*** Opening Data extract ***

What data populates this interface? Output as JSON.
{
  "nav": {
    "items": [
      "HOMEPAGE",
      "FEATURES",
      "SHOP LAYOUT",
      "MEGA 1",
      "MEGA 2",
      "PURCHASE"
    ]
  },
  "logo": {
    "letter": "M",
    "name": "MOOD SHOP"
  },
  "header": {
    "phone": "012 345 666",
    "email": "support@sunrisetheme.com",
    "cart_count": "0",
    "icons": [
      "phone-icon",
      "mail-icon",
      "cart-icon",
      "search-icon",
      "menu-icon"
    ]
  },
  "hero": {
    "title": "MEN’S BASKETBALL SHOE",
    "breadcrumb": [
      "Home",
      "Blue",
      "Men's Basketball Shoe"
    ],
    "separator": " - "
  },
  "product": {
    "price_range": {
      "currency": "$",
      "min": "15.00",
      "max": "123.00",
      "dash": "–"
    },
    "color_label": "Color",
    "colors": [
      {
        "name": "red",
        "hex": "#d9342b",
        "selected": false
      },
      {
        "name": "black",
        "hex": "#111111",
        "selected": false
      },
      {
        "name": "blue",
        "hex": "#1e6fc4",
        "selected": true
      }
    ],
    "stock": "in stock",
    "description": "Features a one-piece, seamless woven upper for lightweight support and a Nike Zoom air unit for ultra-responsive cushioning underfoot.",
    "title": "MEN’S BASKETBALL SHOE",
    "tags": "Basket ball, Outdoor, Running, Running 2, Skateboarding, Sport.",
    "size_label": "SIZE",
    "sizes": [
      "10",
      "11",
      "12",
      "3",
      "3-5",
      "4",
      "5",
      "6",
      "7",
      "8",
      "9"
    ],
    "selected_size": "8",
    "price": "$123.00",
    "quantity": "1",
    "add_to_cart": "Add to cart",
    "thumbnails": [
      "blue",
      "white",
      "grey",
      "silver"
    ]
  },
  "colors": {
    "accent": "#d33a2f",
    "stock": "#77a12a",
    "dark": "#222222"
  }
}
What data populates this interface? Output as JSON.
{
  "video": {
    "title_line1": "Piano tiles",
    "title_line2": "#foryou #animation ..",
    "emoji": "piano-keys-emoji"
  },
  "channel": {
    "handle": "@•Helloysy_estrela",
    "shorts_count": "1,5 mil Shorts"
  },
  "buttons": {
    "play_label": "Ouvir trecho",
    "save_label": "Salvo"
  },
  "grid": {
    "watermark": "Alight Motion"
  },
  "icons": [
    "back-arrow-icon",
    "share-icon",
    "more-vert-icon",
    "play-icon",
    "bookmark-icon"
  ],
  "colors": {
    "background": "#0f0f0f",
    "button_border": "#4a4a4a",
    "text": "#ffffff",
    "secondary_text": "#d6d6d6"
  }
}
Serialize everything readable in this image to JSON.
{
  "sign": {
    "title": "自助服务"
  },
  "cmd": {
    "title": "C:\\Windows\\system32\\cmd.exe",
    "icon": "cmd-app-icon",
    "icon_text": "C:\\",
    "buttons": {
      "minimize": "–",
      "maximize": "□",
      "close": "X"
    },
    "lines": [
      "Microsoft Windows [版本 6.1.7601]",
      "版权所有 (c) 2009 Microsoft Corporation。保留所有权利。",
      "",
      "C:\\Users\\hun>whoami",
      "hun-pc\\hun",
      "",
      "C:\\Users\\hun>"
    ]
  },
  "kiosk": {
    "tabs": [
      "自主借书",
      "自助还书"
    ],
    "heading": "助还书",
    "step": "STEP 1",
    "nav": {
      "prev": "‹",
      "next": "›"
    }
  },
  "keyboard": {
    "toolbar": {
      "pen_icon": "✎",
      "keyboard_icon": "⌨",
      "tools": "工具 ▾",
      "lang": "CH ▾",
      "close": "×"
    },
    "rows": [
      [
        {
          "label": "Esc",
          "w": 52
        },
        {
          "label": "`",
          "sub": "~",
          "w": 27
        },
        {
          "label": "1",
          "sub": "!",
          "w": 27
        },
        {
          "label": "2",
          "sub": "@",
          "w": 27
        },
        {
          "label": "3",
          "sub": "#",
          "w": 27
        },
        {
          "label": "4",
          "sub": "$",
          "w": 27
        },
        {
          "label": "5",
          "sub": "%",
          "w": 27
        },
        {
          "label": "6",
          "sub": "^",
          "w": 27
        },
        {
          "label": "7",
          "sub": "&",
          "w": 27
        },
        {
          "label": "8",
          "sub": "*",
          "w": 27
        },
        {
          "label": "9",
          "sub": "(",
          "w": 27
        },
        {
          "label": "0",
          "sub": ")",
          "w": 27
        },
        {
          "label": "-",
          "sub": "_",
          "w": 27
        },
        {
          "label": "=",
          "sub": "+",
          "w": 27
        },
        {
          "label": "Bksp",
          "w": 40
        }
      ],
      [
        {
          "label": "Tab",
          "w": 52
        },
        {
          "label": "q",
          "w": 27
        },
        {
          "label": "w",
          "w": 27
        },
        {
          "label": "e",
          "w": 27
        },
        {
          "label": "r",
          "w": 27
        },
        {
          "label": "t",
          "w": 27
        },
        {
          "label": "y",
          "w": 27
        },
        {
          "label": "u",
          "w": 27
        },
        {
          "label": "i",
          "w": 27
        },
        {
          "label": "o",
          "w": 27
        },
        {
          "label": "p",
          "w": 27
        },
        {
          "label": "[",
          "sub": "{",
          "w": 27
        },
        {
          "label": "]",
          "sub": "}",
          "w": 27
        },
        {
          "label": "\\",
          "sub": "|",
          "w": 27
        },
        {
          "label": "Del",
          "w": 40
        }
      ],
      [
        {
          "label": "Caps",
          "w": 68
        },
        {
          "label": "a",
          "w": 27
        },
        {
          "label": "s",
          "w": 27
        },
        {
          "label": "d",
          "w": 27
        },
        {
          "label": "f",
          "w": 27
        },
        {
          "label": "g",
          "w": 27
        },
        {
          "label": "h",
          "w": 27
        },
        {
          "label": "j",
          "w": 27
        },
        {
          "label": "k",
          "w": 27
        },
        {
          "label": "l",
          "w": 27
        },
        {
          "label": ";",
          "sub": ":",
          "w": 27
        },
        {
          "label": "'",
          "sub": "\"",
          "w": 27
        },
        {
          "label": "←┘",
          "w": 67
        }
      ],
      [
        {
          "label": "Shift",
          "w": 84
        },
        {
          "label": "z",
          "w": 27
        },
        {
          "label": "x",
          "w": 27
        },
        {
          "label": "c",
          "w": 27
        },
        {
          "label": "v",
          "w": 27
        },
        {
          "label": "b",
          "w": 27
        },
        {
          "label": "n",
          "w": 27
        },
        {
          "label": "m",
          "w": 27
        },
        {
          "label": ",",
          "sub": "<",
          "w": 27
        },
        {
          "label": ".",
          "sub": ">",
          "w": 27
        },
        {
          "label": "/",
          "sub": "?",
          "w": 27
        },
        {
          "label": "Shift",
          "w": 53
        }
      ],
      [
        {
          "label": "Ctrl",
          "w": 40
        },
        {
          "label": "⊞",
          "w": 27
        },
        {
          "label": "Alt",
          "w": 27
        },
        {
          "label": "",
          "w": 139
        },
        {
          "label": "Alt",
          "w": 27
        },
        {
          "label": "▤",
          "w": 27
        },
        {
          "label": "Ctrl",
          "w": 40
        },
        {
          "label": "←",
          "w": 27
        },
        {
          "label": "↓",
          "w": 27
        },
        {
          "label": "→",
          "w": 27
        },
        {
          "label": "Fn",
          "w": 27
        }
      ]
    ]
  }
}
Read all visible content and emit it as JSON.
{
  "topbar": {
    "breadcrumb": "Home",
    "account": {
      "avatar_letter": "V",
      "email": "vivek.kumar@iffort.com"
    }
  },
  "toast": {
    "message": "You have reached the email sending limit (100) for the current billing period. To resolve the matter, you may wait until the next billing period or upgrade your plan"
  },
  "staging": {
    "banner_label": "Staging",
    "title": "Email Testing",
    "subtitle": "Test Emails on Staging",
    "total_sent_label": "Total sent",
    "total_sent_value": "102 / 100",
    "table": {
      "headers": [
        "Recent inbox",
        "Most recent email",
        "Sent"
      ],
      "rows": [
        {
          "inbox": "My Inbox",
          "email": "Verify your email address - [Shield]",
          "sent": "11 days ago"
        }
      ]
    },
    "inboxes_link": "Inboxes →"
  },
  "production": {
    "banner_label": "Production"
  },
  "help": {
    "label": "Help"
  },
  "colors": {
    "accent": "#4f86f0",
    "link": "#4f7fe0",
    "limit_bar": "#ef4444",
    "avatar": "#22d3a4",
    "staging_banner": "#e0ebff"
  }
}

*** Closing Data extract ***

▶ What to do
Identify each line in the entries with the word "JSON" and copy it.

▶ Solution to this task
What data populates this interface? Output as JSON.
What data populates this interface? Output as JSON.
Serialize everything readable in this image to JSON.
Read all visible content and emit it as JSON.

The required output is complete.